Eva Silveirinha de Oliveira and Catharine Ward Thompson
There has been a growing recognition that green infrastructure can have benefits for public health. This chapter traces evidence of the influence of green infrastructure on people’s health, from the mid-nineteenth century to the most recent studies. By examining two iconic green infrastructures – Boston’s Emerald Necklace and Buffalo Park system – it reviews Frederick Olmsted’s strategic vision which acknowledged the importance of green infrastructures in contributing to an improvement in public health. Through the review of the evidence available on the importance of green infrastructure in health, the chapter summarises the types of benefits (physical activity, restorative effect, social cohesion, air quality enhancement) and reflects on how the evidence relating to the importance of green spaces and contact with nature can be translated into the planning and design of green infrastructures. Finally, the Greenlink project is presented as a case study of best practice, illustrating how green infrastructure can promote health and wellbeing in local communities.
Andy J. Moffat
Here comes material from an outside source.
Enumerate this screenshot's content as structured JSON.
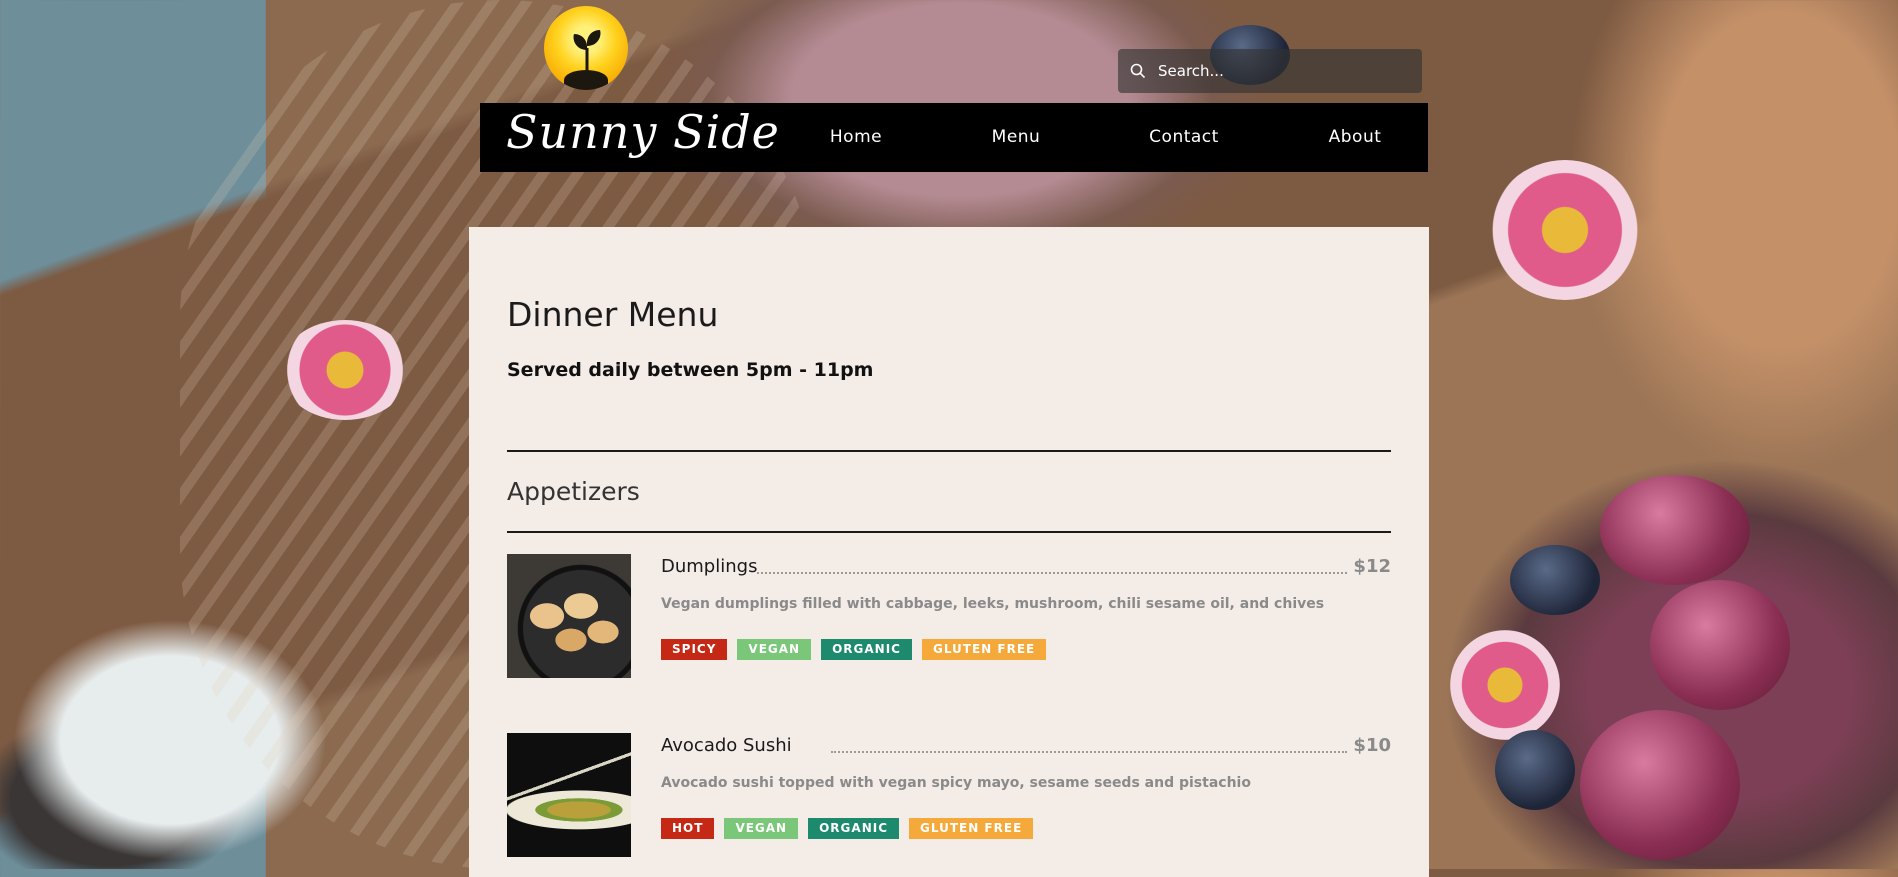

Green infrastructure has become an integral component of land regeneration in many parts of the world. Introducing greenspace into urban design can offer a range of goods and services which are increasingly regarded as essential for modern living. In addition to traditional goods and services, vegetation on brownfield land can stabilise unstable and potentially polluting substrates and demonstrate the sense of regeneration purpose. The technical challenges associated with revegetating brownfield land are now comparatively well understood and worldwide there are many examples of very good practice. However, the ‘greening’ process is complex and the results are often only partially successful. Choice of appropriate vegetation must reflect the substrate and landform on offer – the use of non-native vegetation should be considered alongside native forms. It is important to understand both the dynamic nature of ecosystems and the changing needs for vegetation as regeneration proceeds. Increasingly, the spatial context of greenspace, its connectivity and relationship with buildings and watercourses need to be considered. The human and economic dimensions of greenspace on brownfield land must also be understood in order to establish forms which are sustainable into the future.